SMOKING is the single most important source of preventable disease and premature death in The United States today. Cigarettes cause one out of every five deaths in the U.S. today. While this figure will gradually decline to one in ten deaths in coming decades, this is still completely unacceptable.
More than 30 percent of coronary heart disease cases are attributable to cigarette smoking.
More than 30 percent of all annual cancer deaths are attributable to smoking. 86% of lung cancer is caused by smoking, and lung cancer is now the leading cancer killer in women as well as men.
Smoking is responsible for one-quarter of all deaths caused by fire.
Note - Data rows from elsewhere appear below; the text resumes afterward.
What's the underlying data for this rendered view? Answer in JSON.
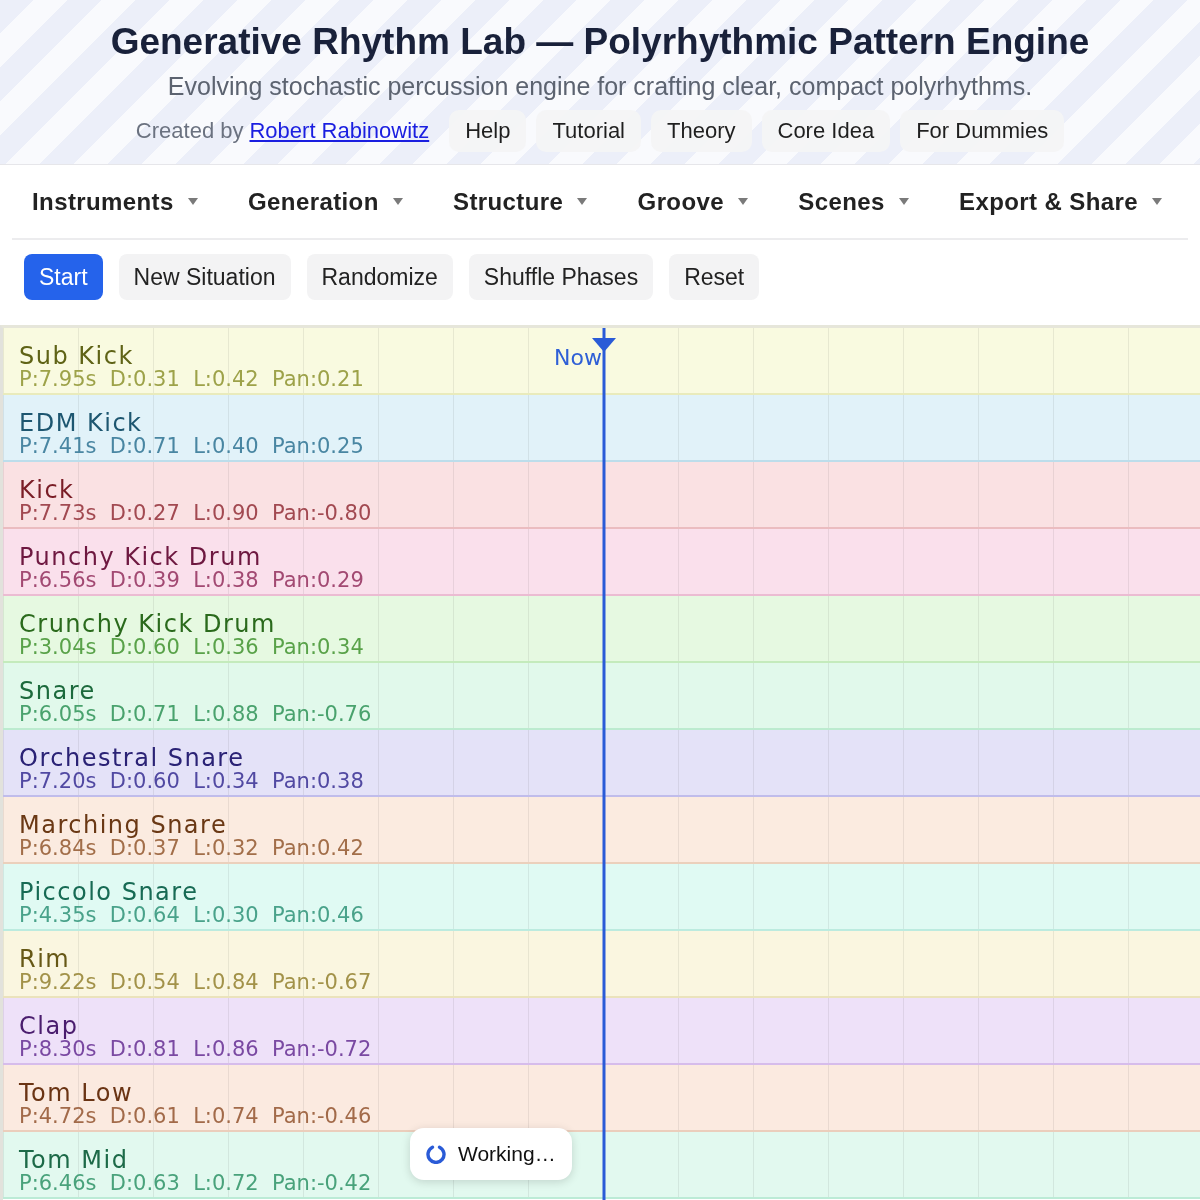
{
  "header": {
    "title": "Generative Rhythm Lab — Polyrhythmic Pattern Engine",
    "subtitle": "Evolving stochastic percussion engine for crafting clear, compact polyrhythms.",
    "credit": {
      "prefix": "Created by",
      "author": "Robert Rabinowitz"
    },
    "links": [
      "Help",
      "Tutorial",
      "Theory",
      "Core Idea",
      "For Dummies"
    ]
  },
  "menu": [
    "Instruments",
    "Generation",
    "Structure",
    "Groove",
    "Scenes",
    "Export & Share"
  ],
  "actions": [
    {
      "label": "Start",
      "kind": "primary"
    },
    {
      "label": "New Situation",
      "kind": "secondary"
    },
    {
      "label": "Randomize",
      "kind": "secondary"
    },
    {
      "label": "Shuffle Phases",
      "kind": "secondary"
    },
    {
      "label": "Reset",
      "kind": "secondary"
    }
  ],
  "timeline": {
    "playhead": {
      "label": "Now"
    },
    "tracks": [
      {
        "name": "Sub Kick",
        "params": "P:7.95s  D:0.31  L:0.42  Pan:0.21",
        "color": "#5f6316"
      },
      {
        "name": "EDM Kick",
        "params": "P:7.41s  D:0.71  L:0.40  Pan:0.25",
        "color": "#1d5670"
      },
      {
        "name": "Kick",
        "params": "P:7.73s  D:0.27  L:0.90  Pan:-0.80",
        "color": "#7a1d26"
      },
      {
        "name": "Punchy Kick Drum",
        "params": "P:6.56s  D:0.39  L:0.38  Pan:0.29",
        "color": "#6e1840"
      },
      {
        "name": "Crunchy Kick Drum",
        "params": "P:3.04s  D:0.60  L:0.36  Pan:0.34",
        "color": "#2a6a1c"
      },
      {
        "name": "Snare",
        "params": "P:6.05s  D:0.71  L:0.88  Pan:-0.76",
        "color": "#1c6a3c"
      },
      {
        "name": "Orchestral Snare",
        "params": "P:7.20s  D:0.60  L:0.34  Pan:0.38",
        "color": "#2a2275"
      },
      {
        "name": "Marching Snare",
        "params": "P:6.84s  D:0.37  L:0.32  Pan:0.42",
        "color": "#6a3814"
      },
      {
        "name": "Piccolo Snare",
        "params": "P:4.35s  D:0.64  L:0.30  Pan:0.46",
        "color": "#176a54"
      },
      {
        "name": "Rim",
        "params": "P:9.22s  D:0.54  L:0.84  Pan:-0.67",
        "color": "#665816"
      },
      {
        "name": "Clap",
        "params": "P:8.30s  D:0.81  L:0.86  Pan:-0.72",
        "color": "#4a1d6e"
      },
      {
        "name": "Tom Low",
        "params": "P:4.72s  D:0.61  L:0.74  Pan:-0.46",
        "color": "#6a3414"
      },
      {
        "name": "Tom Mid",
        "params": "P:6.46s  D:0.63  L:0.72  Pan:-0.42",
        "color": "#1d6a48"
      }
    ]
  },
  "status": {
    "text": "Working…"
  }
}
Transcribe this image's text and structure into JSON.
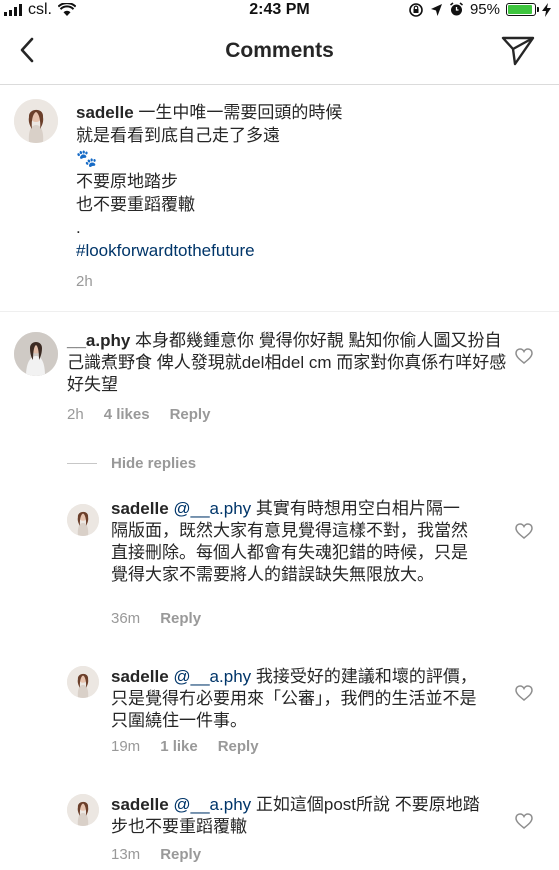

Involuntary smoking is a cause of death and disease, including lung cancer, in healthy nonsmokers.
More than 80 percent of chronic obstructive lung diseases, including emphysema and chronic bronchitis, are attributable to smoking.
Tobacco-related disease places a tremendous financial burden upon the persons with the disease, their families, the health care delivery system, and society as a whole. California spends $5.8 billion a year in direct and indirect costs on smoking-related illnesses. Nationwide, the figure is $56 Billion annually.
Cigarettes are the second most heavily advertised product in America today, after cars. The tobacco industry is spending close to $4 billion per year promoting cigarettes, or $15 per head for every man, woman and child in the U.S.
Tobacco companies claim that they do not advertise to children. But the tobacco industry needs to recruit 5000 new smokers every day to replace those who are lucky enough to quit or unlucky enough too die. Who are these new recruits? They are our children.